BY CHARLOTTE GRIEVE
On Monday, July 25, a footpath located on the grounds of the University of Sydney was littered with Islamophobic messages.
The chalked message on Manning Road called for the “stopping of mosques” and declared that “Islam is not a race.”
This incident is part of a wider string of assaults against Muslims on the grounds of the prestigious Sydney University.
Earlier this year in March, a Muslim prayer room located in the Old Teacher’s College at the University’s Camperdown campus was broken into, vandalised and trashed.

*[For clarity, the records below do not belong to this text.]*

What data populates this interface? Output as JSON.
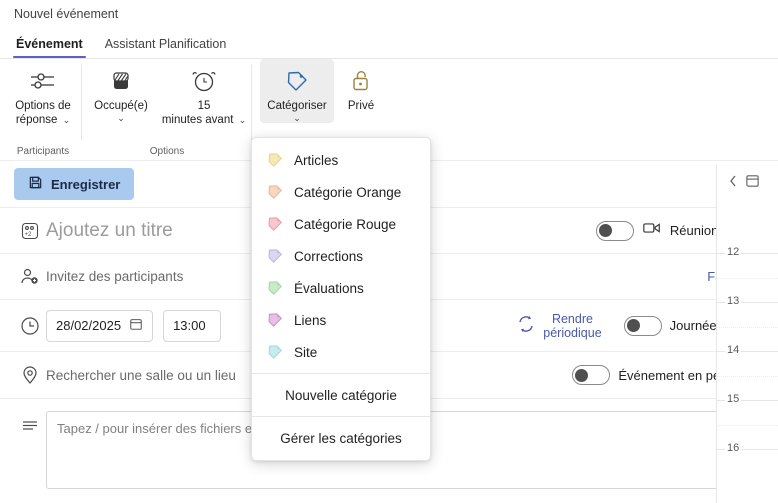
{
  "window": {
    "title": "Nouvel événement"
  },
  "tabs": [
    {
      "label": "Événement",
      "active": true
    },
    {
      "label": "Assistant Planification",
      "active": false
    }
  ],
  "ribbon": {
    "groups": [
      {
        "label": "Participants",
        "buttons": [
          {
            "name": "response-options",
            "label": "Options de réponse",
            "icon": "sliders-icon",
            "chevron": true,
            "active": false
          }
        ]
      },
      {
        "label": "Options",
        "buttons": [
          {
            "name": "busy-status",
            "label": "Occupé(e)",
            "icon": "busy-icon",
            "chevron": true,
            "active": false
          },
          {
            "name": "reminder",
            "label": "15 minutes avant",
            "icon": "alarm-clock-icon",
            "chevron": true,
            "active": false
          }
        ]
      },
      {
        "label": "",
        "buttons": [
          {
            "name": "categorize",
            "label": "Catégoriser",
            "icon": "tag-icon",
            "chevron": true,
            "active": true
          },
          {
            "name": "private",
            "label": "Privé",
            "icon": "unlock-icon",
            "chevron": false,
            "active": false
          }
        ]
      }
    ]
  },
  "actionbar": {
    "save_label": "Enregistrer",
    "save_icon": "save-icon"
  },
  "form": {
    "title_placeholder": "Ajoutez un titre",
    "title_value": "",
    "title_icon": "people-add-icon",
    "teams_toggle_label": "Réunion Teams",
    "teams_icon": "video-camera-icon",
    "attendees_placeholder": "Invitez des participants",
    "attendees_value": "",
    "attendees_icon": "person-add-icon",
    "optional_link": "Facultatif",
    "clock_icon": "clock-icon",
    "date_value": "28/02/2025",
    "date_icon": "calendar-icon",
    "time_value": "13:00",
    "recurrence_label": "Rendre périodique",
    "recurrence_icon": "repeat-icon",
    "allday_label": "Journée entière",
    "location_placeholder": "Rechercher une salle ou un lieu",
    "location_value": "",
    "location_icon": "location-pin-icon",
    "inperson_label": "Événement en personne",
    "body_icon": "text-lines-icon",
    "body_placeholder": "Tapez / pour insérer des fichiers et plus encore"
  },
  "calendar_strip": {
    "prev_icon": "chevron-left-icon",
    "calendar_icon": "calendar-icon",
    "hours": [
      "12",
      "13",
      "14",
      "15",
      "16"
    ]
  },
  "dropdown": {
    "categories": [
      {
        "label": "Articles",
        "color": "#e9d77e"
      },
      {
        "label": "Catégorie Orange",
        "color": "#f0b68f"
      },
      {
        "label": "Catégorie Rouge",
        "color": "#f09aa8"
      },
      {
        "label": "Corrections",
        "color": "#b9b6e8"
      },
      {
        "label": "Évaluations",
        "color": "#9fd9a3"
      },
      {
        "label": "Liens",
        "color": "#d08ecd"
      },
      {
        "label": "Site",
        "color": "#9fdbe0"
      }
    ],
    "new_category": "Nouvelle catégorie",
    "manage_categories": "Gérer les catégories"
  },
  "colors": {
    "accent": "#5b5fc7",
    "save_bg": "#a9c9ef",
    "link": "#4a5aa8"
  }
}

Hate mail was left addressed to the Sydney University Muslim Students Association (SUMSA).
“We’re disappointed that these sorts of things are happening at a university that is usually quite accommodating” said Shahad Nomani, member of the SUMSA.

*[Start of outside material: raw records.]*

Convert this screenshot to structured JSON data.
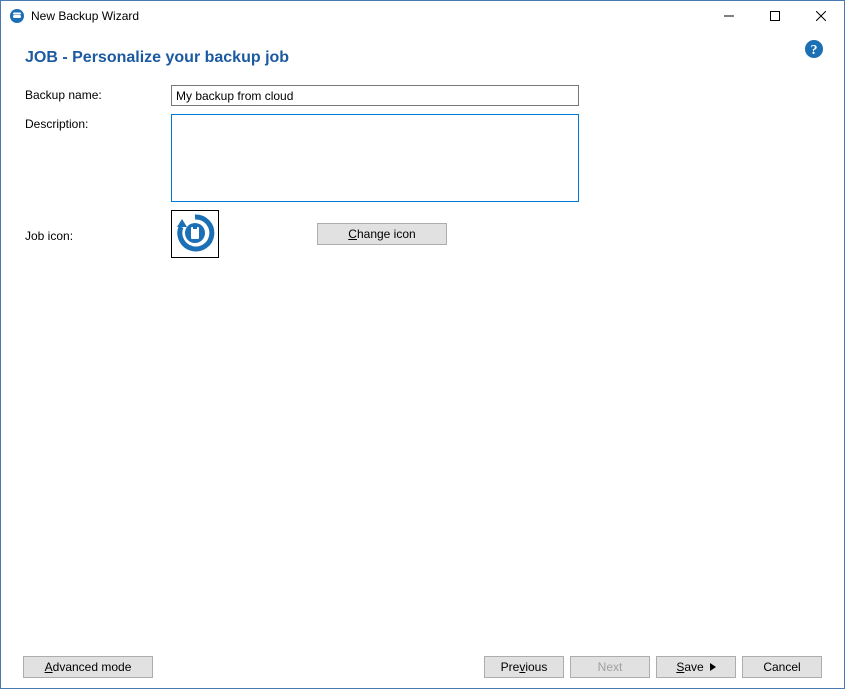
{
  "window": {
    "title": "New Backup Wizard"
  },
  "page": {
    "heading": "JOB - Personalize your backup job"
  },
  "labels": {
    "backup_name": "Backup name:",
    "description": "Description:",
    "job_icon": "Job icon:"
  },
  "fields": {
    "backup_name_value": "My backup from cloud",
    "description_value": ""
  },
  "buttons": {
    "change_icon_pre": "",
    "change_icon_u": "C",
    "change_icon_post": "hange icon",
    "advanced_pre": "",
    "advanced_u": "A",
    "advanced_post": "dvanced mode",
    "previous_pre": "Pre",
    "previous_u": "v",
    "previous_post": "ious",
    "next_pre": "",
    "next_u": "N",
    "next_post": "ext",
    "save_pre": "",
    "save_u": "S",
    "save_post": "ave",
    "cancel": "Cancel"
  }
}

These assaults have been reported and monitored by not-for-profit organisation, Islamophobia Watch Australia (IWA). The group has developed a smart phone application whereby incidents of religiously-motivated violence or discrimination are able to be reported, verified and recorded online.
“This has been going on for a while, last semester they [Islamophobic incidents] were pretty regular” said Mr Nomani.
The IWA considers the “under-reporting” of such incidents as a “serious problem.”
“There is this opinion that this stuff is confined to the Sutherland Shire or the Northern Beaches but there are physical assaults [against Muslims] happening in the city all the time” said Oishee Alam, a volunteer research for Islamophobia Watch Australia.
“Some of my friends have been attacked, or spat on or have had their scarves forcibly removed,” she said.
Ms Alam believes that while the mainstream media continues to be saturated by images of Islamic extremism, the rise of far-right groups is often overlooked.
“Research in New South Wales has shown that far right, white supremacist groups are increasing at far more greater rates than extremist Muslim groups.”
“These groups [far-right] don’t tap into the ingrained social anxieties that targeting Muslims do,” she said.
While members of the SUMSA are unsure as to whether these attacks have been instigated by an individual or part of an organised group, steps are being taken by the University to prevent further attacks.
“They have upgraded the lock system for the prayer room and there are plans to install a security camera in the Old Teacher’s College” said Mr Nomani.
Despite such efforts, these incidents raise questions about the University’s management of on-campus racism as well as the increasingly hateful climate prevalent in Sydney towards Muslims.
The University was not available for comment in time for publication.